_Task_. For the word "label", count the lines in the records below that include it and give only that number.
[Opening Materials provided section]
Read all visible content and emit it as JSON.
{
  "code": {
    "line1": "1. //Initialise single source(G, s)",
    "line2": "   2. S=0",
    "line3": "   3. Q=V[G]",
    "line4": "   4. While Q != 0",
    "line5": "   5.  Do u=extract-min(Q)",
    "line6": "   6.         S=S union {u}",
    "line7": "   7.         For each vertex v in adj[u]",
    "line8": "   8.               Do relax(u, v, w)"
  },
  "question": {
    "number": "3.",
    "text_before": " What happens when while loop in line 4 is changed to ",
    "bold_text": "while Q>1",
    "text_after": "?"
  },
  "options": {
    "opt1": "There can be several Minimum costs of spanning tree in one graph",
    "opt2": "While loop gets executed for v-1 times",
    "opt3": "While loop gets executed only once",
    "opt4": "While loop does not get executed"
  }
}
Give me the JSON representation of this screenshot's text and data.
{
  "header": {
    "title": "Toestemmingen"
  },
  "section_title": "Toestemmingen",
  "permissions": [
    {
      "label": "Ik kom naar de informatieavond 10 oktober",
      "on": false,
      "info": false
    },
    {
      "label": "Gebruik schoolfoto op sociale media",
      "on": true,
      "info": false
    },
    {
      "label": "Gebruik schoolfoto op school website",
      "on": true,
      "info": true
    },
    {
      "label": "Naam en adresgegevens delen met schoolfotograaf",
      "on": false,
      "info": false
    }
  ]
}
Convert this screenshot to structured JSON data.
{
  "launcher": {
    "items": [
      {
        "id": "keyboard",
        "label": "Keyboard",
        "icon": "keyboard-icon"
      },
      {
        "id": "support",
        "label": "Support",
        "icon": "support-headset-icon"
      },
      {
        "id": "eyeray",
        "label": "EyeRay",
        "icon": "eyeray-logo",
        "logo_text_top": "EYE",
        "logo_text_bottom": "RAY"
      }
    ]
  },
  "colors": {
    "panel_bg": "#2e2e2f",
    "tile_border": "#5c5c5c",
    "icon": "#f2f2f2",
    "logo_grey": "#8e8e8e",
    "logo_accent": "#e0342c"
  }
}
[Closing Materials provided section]
_Reply to the task_. 7